IBM researchers wrote that the individuals targeted firms in at least six countries and used tactics such as impersonating a Haier Biomedical executive to send spear-phishing emails and targeting the help and support pages of organisations. Many of the targets were linked to international vaccine alliance Gavi’s cold chain program and included European Union bodies key to vaccine distribution, UNICEF, companies that manufacture solar panels used in cold storage, and IT firms that protect pharmaceutical firms:
The targets included the European Commission’s Directorate-General for Taxation and Customs Union, as well as organisations within the energy, manufacturing, website creation and software and internet security solutions sectors. These are global organisations headquartered in Germany, Italy, South Korea, Czech Republic, greater Europe and Taiwan.
The spear-phishing emails sent included malicious HTML files that prompted recipients to enter their login credentials, which would pass them on to the attackers. Pfizer and Moderna, the two pharma firms manufacturing vaccines expected to begin rollout shortly in the U.S., did not appear to be targeted, according to the New York Times. Nor are any other U.S. firms known to be targeted.
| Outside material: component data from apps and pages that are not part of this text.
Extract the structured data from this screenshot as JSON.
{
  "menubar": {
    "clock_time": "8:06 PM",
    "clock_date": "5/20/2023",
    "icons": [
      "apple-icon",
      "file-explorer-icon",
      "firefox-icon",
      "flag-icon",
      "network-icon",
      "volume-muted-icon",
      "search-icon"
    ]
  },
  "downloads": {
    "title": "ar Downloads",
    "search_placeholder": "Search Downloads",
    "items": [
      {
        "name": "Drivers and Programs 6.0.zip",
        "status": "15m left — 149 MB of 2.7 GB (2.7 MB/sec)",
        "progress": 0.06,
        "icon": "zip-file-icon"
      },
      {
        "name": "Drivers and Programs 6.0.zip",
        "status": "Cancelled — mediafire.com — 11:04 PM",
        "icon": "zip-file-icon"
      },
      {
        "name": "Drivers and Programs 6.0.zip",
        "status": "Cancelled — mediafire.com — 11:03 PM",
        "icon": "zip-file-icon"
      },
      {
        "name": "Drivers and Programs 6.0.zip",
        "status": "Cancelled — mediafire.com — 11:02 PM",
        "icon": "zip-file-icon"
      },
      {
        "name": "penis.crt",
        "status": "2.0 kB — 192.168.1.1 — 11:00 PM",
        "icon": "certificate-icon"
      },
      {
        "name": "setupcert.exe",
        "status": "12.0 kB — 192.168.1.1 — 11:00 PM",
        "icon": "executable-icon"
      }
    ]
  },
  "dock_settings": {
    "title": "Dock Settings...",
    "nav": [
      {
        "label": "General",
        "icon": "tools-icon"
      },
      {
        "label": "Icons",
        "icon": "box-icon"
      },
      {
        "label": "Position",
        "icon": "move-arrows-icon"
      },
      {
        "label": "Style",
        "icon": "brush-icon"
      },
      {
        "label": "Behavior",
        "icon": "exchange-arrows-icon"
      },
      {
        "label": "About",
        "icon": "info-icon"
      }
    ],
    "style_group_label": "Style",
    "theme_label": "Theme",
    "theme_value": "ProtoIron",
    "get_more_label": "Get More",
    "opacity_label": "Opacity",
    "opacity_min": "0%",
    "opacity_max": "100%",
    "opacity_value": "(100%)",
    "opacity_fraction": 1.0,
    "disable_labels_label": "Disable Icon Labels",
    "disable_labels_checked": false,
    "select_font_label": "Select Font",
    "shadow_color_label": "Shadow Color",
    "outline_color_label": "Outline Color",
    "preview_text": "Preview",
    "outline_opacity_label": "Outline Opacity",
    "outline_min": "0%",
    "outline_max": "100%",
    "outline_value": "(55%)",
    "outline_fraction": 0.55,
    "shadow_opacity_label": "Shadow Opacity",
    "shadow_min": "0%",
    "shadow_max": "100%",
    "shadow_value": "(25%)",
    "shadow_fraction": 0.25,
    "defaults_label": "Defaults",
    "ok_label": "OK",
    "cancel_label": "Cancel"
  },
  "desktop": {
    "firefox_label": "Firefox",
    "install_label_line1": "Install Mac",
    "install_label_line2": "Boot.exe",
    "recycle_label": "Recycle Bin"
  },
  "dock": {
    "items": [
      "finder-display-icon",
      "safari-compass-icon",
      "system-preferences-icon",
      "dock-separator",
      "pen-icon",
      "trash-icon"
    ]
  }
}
The most likely explanation is a nation-state because there is no clear “cash out” for cyber-criminals, the IBM researchers added in the release, other than the possibility that knowledge of vaccine shipping routes and safe storage requirements could be sold as a “hot black-market commodity.” It’s also possible hackers could be interested in using stolen credentials to launch ransomware attacks on computer-controlled shipping containers. According to the Washington Post, it’s not clear whether the hackers were successful at any of their phishing attempts.
“This activity took place in September, which means that someone’s looking to get ahead, looking to be where they need to be at the critical moment,” IBM Security X-Force senior cyber threat analyst Claire Zaboeva told Wired. “… The door is really open. Once you get the keys to the kingdom, and you’re inside the city walls or on the network, there’s a myriad of objectives that you can attain, whether it’s critical information — like timetables and distribution — or disruptive attacks.”
Per the Times, federal officials said the U.S. Department of Homeland Security’s Cybersecurity and Infrastructure Security Agency (CISA) will respond to IBM’s alert by notifying agencies involved in Operation Warp Speed, the U.S. effort to develop and distribute a vaccine. CISA coronavirus strategist Josh Corman told the Times there is a need for stepped-up “cybersecurity diligence at each step in the vaccine supply chain” and for institutions “involved in vaccine storage and transport to harden attack surfaces, particularly in cold storage operation.”